[Excerpts from an interface dataset]
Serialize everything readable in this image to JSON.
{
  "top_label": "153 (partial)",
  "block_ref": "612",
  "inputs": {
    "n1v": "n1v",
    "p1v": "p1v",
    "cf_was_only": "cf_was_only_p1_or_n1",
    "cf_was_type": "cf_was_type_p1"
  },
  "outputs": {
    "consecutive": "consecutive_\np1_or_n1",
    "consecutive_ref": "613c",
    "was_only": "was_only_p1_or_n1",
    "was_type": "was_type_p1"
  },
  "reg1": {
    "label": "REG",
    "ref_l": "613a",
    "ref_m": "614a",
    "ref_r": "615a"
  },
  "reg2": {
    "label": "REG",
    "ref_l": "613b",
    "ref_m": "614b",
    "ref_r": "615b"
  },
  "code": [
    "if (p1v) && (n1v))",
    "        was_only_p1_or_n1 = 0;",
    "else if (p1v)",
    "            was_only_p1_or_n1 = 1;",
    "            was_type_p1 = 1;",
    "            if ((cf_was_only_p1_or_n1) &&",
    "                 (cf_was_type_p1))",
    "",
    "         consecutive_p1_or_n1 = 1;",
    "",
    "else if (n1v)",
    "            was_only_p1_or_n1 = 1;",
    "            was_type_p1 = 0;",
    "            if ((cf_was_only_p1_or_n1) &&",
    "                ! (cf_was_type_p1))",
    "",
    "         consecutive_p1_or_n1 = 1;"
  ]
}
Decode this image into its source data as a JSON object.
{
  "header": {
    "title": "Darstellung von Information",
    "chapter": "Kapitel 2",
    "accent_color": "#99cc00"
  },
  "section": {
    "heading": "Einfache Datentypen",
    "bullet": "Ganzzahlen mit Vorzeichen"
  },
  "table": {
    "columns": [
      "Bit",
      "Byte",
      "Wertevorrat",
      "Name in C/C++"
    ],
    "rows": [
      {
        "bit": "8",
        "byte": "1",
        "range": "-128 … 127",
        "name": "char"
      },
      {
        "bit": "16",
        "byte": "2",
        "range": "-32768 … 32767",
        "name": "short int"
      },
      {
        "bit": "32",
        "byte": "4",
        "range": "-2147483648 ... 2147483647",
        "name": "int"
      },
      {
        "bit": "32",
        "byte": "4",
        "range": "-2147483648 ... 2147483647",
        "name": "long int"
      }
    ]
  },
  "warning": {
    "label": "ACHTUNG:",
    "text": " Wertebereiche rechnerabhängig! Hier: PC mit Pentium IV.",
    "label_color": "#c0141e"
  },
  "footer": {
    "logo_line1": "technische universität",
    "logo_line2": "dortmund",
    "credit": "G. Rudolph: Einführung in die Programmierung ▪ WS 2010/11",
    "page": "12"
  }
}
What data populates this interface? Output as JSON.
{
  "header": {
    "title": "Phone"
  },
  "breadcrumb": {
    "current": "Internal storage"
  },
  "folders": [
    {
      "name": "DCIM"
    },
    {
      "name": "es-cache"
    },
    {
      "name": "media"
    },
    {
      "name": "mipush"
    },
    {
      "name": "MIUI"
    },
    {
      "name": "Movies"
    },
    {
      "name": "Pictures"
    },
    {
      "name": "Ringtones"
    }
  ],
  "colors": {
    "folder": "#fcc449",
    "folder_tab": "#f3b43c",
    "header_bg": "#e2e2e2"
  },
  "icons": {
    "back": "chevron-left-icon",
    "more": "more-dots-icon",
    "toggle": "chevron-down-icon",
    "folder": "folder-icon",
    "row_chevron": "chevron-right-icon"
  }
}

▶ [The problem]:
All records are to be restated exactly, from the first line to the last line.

▶ [Completed task]:
Serialize everything readable in this image to JSON.
{
  "top_label": "153 (partial)",
  "block_ref": "612",
  "inputs": {
    "n1v": "n1v",
    "p1v": "p1v",
    "cf_was_only": "cf_was_only_p1_or_n1",
    "cf_was_type": "cf_was_type_p1"
  },
  "outputs": {
    "consecutive": "consecutive_\np1_or_n1",
    "consecutive_ref": "613c",
    "was_only": "was_only_p1_or_n1",
    "was_type": "was_type_p1"
  },
  "reg1": {
    "label": "REG",
    "ref_l": "613a",
    "ref_m": "614a",
    "ref_r": "615a"
  },
  "reg2": {
    "label": "REG",
    "ref_l": "613b",
    "ref_m": "614b",
    "ref_r": "615b"
  },
  "code": [
    "if (p1v) && (n1v))",
    "        was_only_p1_or_n1 = 0;",
    "else if (p1v)",
    "            was_only_p1_or_n1 = 1;",
    "            was_type_p1 = 1;",
    "            if ((cf_was_only_p1_or_n1) &&",
    "                 (cf_was_type_p1))",
    "",
    "         consecutive_p1_or_n1 = 1;",
    "",
    "else if (n1v)",
    "            was_only_p1_or_n1 = 1;",
    "            was_type_p1 = 0;",
    "            if ((cf_was_only_p1_or_n1) &&",
    "                ! (cf_was_type_p1))",
    "",
    "         consecutive_p1_or_n1 = 1;"
  ]
}
Decode this image into its source data as a JSON object.
{
  "header": {
    "title": "Darstellung von Information",
    "chapter": "Kapitel 2",
    "accent_color": "#99cc00"
  },
  "section": {
    "heading": "Einfache Datentypen",
    "bullet": "Ganzzahlen mit Vorzeichen"
  },
  "table": {
    "columns": [
      "Bit",
      "Byte",
      "Wertevorrat",
      "Name in C/C++"
    ],
    "rows": [
      {
        "bit": "8",
        "byte": "1",
        "range": "-128 … 127",
        "name": "char"
      },
      {
        "bit": "16",
        "byte": "2",
        "range": "-32768 … 32767",
        "name": "short int"
      },
      {
        "bit": "32",
        "byte": "4",
        "range": "-2147483648 ... 2147483647",
        "name": "int"
      },
      {
        "bit": "32",
        "byte": "4",
        "range": "-2147483648 ... 2147483647",
        "name": "long int"
      }
    ]
  },
  "warning": {
    "label": "ACHTUNG:",
    "text": " Wertebereiche rechnerabhängig! Hier: PC mit Pentium IV.",
    "label_color": "#c0141e"
  },
  "footer": {
    "logo_line1": "technische universität",
    "logo_line2": "dortmund",
    "credit": "G. Rudolph: Einführung in die Programmierung ▪ WS 2010/11",
    "page": "12"
  }
}
What data populates this interface? Output as JSON.
{
  "header": {
    "title": "Phone"
  },
  "breadcrumb": {
    "current": "Internal storage"
  },
  "folders": [
    {
      "name": "DCIM"
    },
    {
      "name": "es-cache"
    },
    {
      "name": "media"
    },
    {
      "name": "mipush"
    },
    {
      "name": "MIUI"
    },
    {
      "name": "Movies"
    },
    {
      "name": "Pictures"
    },
    {
      "name": "Ringtones"
    }
  ],
  "colors": {
    "folder": "#fcc449",
    "folder_tab": "#f3b43c",
    "header_bg": "#e2e2e2"
  },
  "icons": {
    "back": "chevron-left-icon",
    "more": "more-dots-icon",
    "toggle": "chevron-down-icon",
    "folder": "folder-icon",
    "row_chevron": "chevron-right-icon"
  }
}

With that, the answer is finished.